Living in a flimsy shack likely to collapse with a well-placed kick is no way for children to grow and thrive. Since its inception in 1982, Food For The Poor has been helping families living in poverty by building safe, secure homes. Thanks to our generous donors, we have completed more than 93,600 homes for impoverished families.
Today, we are taking housing solutions to a new level by empowering communities to lift themselves out of poverty. By building sustainable housing that offers safe shelter and constructing these homes in sustainable community developments, we ensure that entire villages reap the benefits and break the cycle of poverty.
Housing problems confronted by impoverished families
For many impoverished families living in the countries where Food For The Poor helps, providing safe shelter for their children is too daunting a challenge. Oftentimes, they are forced to assemble a house built from scrap wood and tin sheets, or whatever materials they can find. These hazardous structures barely provide shelter from the elements. Lack of adequate shelter and sleeping in damp conditions sickens children, compounding families’ misery.
The United Nations 2022 Global Multidimensional Poverty Index explored the various implications of poverty, including the challenge of housing. According to the report, “A household is considered deprived if the dwelling’s floor is made of mud/clay/earth, sand or dung; or if the dwelling has no roof or walls or if either the roof or walls are constructed using natural materials such as cane, palm/trunks, sod/mud, dirt, grass/reeds, thatch, bamboo, sticks or rudimentary materials such as carton, plastic/polythene sheeting, bamboo with mud/stone with mud, loosely packed stones, uncovered adobe, raw/reused wood, plywood, cardboard, unburnt brick or canvas/tent.”
Many families whom Food For The Poor helps live in such conditions. To cover gaps in the walls of their homes, they plaster them with newspaper or cardboard. The floor is often the dirt below their feet, which turns to mud when the rain pours through the leaky roof. Some families have scoured through local garbage dumps to salvage sheets of rusty tin to construct roofs for their houses and old wood pieces to nail together for the walls.
These structures can easily collapse during a heavy windstorm. It’s not safe, but this is all they can afford. Food For The Poor seeks to give these families new life and new hope through safe and secure new homes.
Housing solutions for each country’s culture and climate
Food For The Poor adapts our housing construction to meet the needs of individual countries.
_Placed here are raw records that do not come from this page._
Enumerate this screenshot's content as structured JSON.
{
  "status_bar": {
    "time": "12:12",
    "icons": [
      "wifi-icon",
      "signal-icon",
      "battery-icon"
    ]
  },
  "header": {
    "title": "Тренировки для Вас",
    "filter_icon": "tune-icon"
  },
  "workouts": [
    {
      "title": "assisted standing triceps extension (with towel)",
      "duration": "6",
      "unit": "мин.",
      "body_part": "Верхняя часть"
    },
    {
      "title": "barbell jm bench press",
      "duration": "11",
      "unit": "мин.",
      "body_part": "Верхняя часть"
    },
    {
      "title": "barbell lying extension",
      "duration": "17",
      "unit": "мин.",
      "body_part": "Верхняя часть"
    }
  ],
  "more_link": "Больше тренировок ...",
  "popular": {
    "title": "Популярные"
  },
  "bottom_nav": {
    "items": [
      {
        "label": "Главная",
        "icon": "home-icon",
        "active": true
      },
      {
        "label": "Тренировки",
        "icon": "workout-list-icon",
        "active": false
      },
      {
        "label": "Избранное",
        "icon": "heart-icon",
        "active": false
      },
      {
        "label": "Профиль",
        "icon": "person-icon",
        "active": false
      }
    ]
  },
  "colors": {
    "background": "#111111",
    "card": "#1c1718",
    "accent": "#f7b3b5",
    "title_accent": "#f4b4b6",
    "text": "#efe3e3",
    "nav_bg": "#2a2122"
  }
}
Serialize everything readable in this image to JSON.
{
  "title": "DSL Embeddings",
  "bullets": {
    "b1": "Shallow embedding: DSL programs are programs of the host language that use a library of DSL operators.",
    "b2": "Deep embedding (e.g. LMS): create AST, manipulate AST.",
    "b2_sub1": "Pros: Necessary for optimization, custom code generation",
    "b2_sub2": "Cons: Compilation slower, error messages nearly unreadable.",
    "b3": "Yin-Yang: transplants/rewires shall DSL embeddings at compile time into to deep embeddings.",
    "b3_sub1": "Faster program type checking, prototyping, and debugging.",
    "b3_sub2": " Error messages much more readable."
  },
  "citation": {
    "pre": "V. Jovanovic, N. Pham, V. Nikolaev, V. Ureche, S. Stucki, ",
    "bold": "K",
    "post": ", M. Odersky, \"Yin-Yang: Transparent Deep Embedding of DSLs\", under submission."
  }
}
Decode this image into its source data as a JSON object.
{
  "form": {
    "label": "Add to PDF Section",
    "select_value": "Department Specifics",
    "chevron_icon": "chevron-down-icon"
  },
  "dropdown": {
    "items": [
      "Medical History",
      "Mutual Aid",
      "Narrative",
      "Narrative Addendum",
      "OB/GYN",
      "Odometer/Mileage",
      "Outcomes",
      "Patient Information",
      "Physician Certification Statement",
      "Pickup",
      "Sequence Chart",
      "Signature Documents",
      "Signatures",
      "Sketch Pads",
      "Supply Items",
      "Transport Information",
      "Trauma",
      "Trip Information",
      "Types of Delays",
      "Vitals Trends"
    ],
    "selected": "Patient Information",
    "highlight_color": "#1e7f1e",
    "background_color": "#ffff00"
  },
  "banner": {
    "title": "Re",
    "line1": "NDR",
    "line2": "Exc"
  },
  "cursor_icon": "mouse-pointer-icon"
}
In tropical Guyana, where some communities are frequently swamped due to severe flooding, we build homes on stilts.
“Guyana, particularly the coastal region where the majority of our homes are built, is prone to flooding as the coast is about five and a half feet below sea level at high tide,” said Andrea Benjamin, Senior Projects Manager for Food For The Poor-Guyana. “The stilts prevent floodwaters from entering the homes during the rainy season.”
In Jamaica, Food For The Poor amended the original housing model to increase structural durability and include kitchens with sinks and faucets and cupboards and an indoor bathroom with a curbless shower to accommodate residents with physical disabilities.
In Haiti, ravaged by hurricanes and earthquakes, we build concrete block homes. Since the catastrophic 2010 earthquake, Food For The Poor has built 13,136 homes in the country.
Even after homes are built, the problems caused by poverty remain. This concern was the impetus for the organization’s initiative to develop entire villages with the added benefit of giving families a supportive community in which to thrive.
How residents of a Honduran community are being helped
Sustainable community development now goes hand in hand with the dignity of living in a safe, secure home.
“Food For The Poor aims to foster communities where each household has the opportunity to break the cycle of poverty and thrive,” said Alicia Narváez Martínez, Food For The Poor’s Product Development Manager for Sustainable Community Development.
One community in desperate need of safe new homes and self-sustaining development is in Las Barras, Honduras. The 263 men, women and children were living in an area affected by more than a few hurricanes and an earthquake. Families made their living from fishing and harvesting crops such as corn, grains, beans and rice. Whenever it rained, the area flooded, making the land useless for growing crops. Their homes literally became surrounded by wetlands and barely habitable.
Working with our partner organization CEPUDO in Honduras, Food For The Poor committed to moving the 76 families into a sustainable community development in Los Achiotes. The project, planned in phases from 2020 to 2025, was designed to improve their quality of life by not only providing sturdy, strong homes but making the community stronger through development.
Needs assessment and community development
Identifying the needs of the residents of Los Achiotes came first. Other steps were necessary to make the community self-sustaining. For example, the people needed a place to gather. A community center serves as a place where families meet socially, share information and attend worship services. The center also serves as a teaching center, a venue for self-help workshops on various topics for residents.
But the houses are the most essential part of the solution for families living in poverty. People need safe, sturdy homes in which to raise their families. Thanks to Food For The Poor, they are receiving sustainable housing and much more.
To donate to provide housing for those in need, please visit our website.